Hopefully I will be able to purge the unnecessary, hold on to the important, and find the things that need to remain on a lot of levels both mental and physical. I will never stop making and I embrace that. I am a crafts person, and the only way to be good at something is to do it, repeatedly, until it is right. And even then when it's perfect, I'll do it again. Happy Earth Day and hopefully everyone can find a way to simplify.
Sunday, April 18, 2010
So it seems as though I have been taking a bit of a hiatus from the blogging thing lately, and it's funny that I feel a little bad about it. Can't say as I haven't had a lack of things going on, but it is amazing how little spare time there is in the day right now. It is the end of the semester and that takes a bit of time to prep and get organized for, but I think my schedule is not conducive to spare time this semester.
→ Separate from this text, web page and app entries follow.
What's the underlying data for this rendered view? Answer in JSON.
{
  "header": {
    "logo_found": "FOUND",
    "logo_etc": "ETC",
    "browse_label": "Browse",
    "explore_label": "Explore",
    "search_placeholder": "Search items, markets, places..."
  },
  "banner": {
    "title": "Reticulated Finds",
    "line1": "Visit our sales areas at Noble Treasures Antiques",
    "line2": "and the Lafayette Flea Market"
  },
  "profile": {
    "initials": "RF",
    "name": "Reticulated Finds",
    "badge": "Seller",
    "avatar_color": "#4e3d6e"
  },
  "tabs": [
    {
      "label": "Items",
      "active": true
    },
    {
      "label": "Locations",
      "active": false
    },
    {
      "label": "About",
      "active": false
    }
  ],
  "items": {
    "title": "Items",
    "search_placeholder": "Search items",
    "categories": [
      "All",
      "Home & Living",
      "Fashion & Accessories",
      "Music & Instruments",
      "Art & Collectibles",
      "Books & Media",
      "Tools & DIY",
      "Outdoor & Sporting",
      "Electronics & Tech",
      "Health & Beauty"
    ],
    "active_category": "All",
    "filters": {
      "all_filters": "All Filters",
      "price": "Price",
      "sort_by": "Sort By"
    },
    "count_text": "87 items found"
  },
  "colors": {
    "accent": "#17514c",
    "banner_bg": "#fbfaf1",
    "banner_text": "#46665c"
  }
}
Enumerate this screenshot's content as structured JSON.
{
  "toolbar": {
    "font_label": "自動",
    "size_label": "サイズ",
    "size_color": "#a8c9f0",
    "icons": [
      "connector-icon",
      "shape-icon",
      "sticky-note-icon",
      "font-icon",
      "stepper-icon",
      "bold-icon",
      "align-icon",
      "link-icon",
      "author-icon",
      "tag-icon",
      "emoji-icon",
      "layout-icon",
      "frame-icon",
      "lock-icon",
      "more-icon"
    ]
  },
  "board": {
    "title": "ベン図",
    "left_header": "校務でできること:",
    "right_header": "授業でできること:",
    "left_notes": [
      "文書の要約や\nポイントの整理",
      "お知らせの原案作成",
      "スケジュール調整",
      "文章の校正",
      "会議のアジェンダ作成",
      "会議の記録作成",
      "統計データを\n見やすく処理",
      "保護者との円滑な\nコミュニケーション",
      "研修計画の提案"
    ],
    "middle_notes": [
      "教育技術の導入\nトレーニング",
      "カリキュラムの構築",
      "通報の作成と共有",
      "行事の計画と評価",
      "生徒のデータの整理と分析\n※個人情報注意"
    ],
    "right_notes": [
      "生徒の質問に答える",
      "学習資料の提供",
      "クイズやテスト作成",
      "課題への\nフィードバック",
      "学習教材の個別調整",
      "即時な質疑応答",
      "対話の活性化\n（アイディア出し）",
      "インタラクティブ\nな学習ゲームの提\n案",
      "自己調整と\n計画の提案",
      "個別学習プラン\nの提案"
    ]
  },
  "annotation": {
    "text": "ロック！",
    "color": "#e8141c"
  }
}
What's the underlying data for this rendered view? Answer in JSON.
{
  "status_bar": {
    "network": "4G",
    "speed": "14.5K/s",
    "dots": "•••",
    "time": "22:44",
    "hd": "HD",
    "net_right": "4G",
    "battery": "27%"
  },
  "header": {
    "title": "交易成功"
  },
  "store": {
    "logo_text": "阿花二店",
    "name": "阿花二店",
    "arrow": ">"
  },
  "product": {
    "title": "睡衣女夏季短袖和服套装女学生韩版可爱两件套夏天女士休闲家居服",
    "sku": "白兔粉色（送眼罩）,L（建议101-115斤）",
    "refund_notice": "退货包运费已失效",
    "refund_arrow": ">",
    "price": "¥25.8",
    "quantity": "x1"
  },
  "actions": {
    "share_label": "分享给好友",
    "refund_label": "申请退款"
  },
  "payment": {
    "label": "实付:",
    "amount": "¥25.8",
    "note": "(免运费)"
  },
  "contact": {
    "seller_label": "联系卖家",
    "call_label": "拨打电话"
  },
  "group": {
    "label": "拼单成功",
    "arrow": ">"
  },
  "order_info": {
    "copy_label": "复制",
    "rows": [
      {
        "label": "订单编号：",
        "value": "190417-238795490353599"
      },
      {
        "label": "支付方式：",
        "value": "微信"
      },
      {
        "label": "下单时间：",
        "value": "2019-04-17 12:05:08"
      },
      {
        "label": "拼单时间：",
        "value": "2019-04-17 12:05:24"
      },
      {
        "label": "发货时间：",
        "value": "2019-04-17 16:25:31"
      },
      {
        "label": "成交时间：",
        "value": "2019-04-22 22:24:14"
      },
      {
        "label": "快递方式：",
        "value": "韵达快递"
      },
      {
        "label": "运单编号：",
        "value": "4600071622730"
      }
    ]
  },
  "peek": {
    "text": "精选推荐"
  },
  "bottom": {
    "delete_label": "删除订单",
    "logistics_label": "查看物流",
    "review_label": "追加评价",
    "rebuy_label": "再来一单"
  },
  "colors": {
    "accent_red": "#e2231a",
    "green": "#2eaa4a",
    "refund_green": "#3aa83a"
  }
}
Teaching until nine four days out of the week seems to take a bit of energy out of the equation. Even more frustrating than not being able to keep on the virtual world is not being able to find much studio time. I have some things I really need to get done, not to mention some of the things I would like to develop and work on. Two weeks left in the semester and time will be on my side once again...I hope. This weekend was good in some respects and strange in others. I feel like this has been more of a fishing blog lately, which isn't a problem at all, but I have been able to fit in some of these things in between naps and bed times and early mornings.
I have had this old bamboo rod that I picked up in an antique shop somewhere, and it was in pretty rough shape, put had a feeling that it would make a pretty nice small stream rod. Well I finally started reconditioning and altering it a bit from it's earlier form, and I am really exited about how it is turning out. I made a simple cork ring clamp to clamp up the grip on saturday and got the rings all reamed out and glued up. The alterations on this rod mainly is the fact that I am only using the top two sections of the rod, taking it from a nine foot three piece to a six foot two piece, and from feeling it before stripping it down it had the feel and spring of a stiff 3/4 weight or a soft 4/5 weight.
Two summers ago on a trip to fish the Battenkill river and others around the Manchester Vermont area, we also coincided with the American Museum of Flyfishing summer festival. We came across a guy that I think was making rods called "Yoshida Rods". He was making Bamboo rods out of Japanese bamboo, or Madake, instead of the standard Tonkin cane and they were phenomenal. They were small, light, beautifully made and cast farther than any graphite rod of the same line weight that I had cast before. So in putting this rod together I decided to take a couple of ques from a couple of my favorite rods. The first was the reel seat from my Orvis one weight with the cork and double ring slide bands. Nice and simple. I also came across this one on one of those small bamboo rods and thought it would fit. Simplicity but class and the color of the bamboo wouldn't compete with or be competed with by an exotic insert in the reel set. And the little flash of nickel silver wasn't too bad either.
I then shaped the grip to a simple fat cigar shape, that is about five or so inches long, which was a new experience for me and am really pleased with how it came out and by how it feels when held. I can't wait to see how it handles a couple of casts. I'll post more pictures and words on the project as it develops, and would love to hear from anyone who might have any comments.
Thursday, April 8, 2010